Over the next few days, I'm going to pull out clips from the evening and comment on them. Please feel free to chime in in the comments.

First off, Josh Radinsky from UIC.  There are few people with his experience or scholarship. I'm trying to think of anyone else in the room with similar credentials, and I'm drawing a blank. Take a listen.

"I think it’s crucial that we have schools that are mandated to serve the kids in our neighborhoods.” 

“The charter schools do  serve some kids with special needs, and I know that that’s true. More than 80%  of those kids in those charter schools, though, are ‘LRE-1 kids' (Least restrictive environment #1), which means that they have less severe disabilities. Those are kids with learning disabilities. Kids like my son, in general, are not served, and I feel that the charter schools would be hard-pressed to serve kids with severe disabilities, given that they are small independent operations, and we’re in a gigantic city.”

                                                                                              ----Josh Radinsky

The charter people almost always continue to point out that they have similar numbers, only slightly fewer, of special education students, but they gloss over the point that Josh makes about the types of special education students included in the numbers.  In my observation, it's just another data point in a graph that begins to look like a picture of creaming. Creaming away the easy-to-teach, and leaving the neighborhood schools with the kids who have the most challenges.

By the way, I work in a school where profoundly differently abled kids go to school in the same building as everyone else. The whole idea is based on a rather antique notion that we're all in this together. 

Here's Mather teacher Gabriella Iselin introducing herself. I'm old enough to realize that I'm living in remarkable times; there's this bizarre, bipartisan attack on the schools occurring, and yet there are also all of these amazing, powerful leaders emerging from the ranks of everyday teachers and everyday parents. Almost all of them are women. 

"Despite this tremendous pride that we have, there’s also tremendous frustration and anger with CPS. 
It’s hard to work for an organization that imposes policies that are harmful to kids by way of curriculum, instruction, and budget initiatives that are foisted on us with little to no planning or foresight of any kind. You would think sound planning would be the bedrock of a school district but I have found that this is not the case at CPS." --- Gabriella Iselin

When I think of people like Gabriella Iselin, I think of the importance of tenure, or as it should probably be known as in the K12 world, due process. Without the protection of due process, a person like Ms. Iselin could never say these words in the presence of a network chief in a vindictive district in an unelected environment where the mayor is who he is.  And yet she doesn't even flinch to do so. I wish more people were like her; I wish I had been so when it was my turn.

Much, much more to come over the next few days.
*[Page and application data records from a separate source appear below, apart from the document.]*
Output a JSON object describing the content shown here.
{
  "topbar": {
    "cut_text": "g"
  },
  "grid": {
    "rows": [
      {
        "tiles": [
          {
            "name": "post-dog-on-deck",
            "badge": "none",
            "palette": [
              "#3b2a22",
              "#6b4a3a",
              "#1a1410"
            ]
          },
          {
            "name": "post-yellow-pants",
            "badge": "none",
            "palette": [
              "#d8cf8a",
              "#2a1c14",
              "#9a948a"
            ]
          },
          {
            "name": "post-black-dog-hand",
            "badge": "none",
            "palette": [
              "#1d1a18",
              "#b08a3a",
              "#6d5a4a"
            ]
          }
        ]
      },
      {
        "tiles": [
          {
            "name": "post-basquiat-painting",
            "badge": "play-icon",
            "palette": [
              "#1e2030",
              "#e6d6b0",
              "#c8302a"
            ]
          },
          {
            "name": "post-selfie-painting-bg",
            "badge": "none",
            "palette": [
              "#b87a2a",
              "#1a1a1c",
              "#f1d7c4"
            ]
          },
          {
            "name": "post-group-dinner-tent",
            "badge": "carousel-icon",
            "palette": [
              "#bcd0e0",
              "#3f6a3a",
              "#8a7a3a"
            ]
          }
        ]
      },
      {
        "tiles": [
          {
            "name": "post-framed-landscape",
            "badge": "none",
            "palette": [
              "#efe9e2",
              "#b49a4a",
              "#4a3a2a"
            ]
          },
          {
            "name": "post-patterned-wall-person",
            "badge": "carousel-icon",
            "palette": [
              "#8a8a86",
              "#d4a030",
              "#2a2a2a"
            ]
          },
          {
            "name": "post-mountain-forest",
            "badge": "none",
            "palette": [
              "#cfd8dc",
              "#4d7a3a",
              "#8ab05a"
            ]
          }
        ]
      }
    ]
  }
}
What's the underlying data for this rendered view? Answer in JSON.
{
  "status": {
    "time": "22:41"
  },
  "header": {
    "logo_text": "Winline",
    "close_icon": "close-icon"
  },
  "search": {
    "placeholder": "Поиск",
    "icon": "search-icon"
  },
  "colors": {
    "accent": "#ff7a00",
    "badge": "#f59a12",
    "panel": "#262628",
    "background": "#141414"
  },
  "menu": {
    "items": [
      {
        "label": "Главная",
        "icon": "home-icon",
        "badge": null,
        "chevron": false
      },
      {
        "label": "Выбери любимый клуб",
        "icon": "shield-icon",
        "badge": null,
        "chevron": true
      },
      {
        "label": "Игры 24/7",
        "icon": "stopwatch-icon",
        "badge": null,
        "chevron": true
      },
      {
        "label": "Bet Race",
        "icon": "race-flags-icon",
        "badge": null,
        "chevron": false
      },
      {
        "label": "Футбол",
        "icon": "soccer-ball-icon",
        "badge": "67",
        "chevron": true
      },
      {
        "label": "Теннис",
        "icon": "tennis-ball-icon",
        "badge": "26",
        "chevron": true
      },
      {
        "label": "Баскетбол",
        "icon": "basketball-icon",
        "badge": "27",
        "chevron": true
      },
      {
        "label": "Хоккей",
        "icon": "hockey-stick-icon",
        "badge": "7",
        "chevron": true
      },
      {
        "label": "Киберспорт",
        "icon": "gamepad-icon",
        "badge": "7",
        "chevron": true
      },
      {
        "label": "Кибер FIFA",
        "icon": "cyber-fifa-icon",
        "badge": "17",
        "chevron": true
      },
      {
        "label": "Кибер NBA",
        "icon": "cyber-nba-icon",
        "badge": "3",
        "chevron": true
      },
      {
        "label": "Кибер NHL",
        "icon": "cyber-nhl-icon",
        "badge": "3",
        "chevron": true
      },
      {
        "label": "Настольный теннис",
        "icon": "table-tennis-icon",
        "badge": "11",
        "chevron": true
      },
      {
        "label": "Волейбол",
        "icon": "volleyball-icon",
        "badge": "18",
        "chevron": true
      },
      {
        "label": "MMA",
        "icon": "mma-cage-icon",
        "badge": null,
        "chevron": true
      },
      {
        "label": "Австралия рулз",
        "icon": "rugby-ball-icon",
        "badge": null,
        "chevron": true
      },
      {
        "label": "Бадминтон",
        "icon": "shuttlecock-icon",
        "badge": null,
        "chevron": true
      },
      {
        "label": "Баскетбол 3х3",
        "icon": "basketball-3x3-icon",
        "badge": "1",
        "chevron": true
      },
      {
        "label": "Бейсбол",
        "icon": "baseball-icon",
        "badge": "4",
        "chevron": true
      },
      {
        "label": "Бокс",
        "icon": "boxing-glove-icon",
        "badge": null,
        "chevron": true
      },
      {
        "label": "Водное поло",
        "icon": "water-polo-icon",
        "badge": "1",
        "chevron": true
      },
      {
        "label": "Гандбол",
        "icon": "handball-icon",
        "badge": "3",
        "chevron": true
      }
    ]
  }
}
Please, go ahead and comment. 

Wednesday, October 16, 2013

See You At Devon Bank?

Here's an event sponsored by West Rogers Park Community Organization; we'll be there.  Come join the conversation!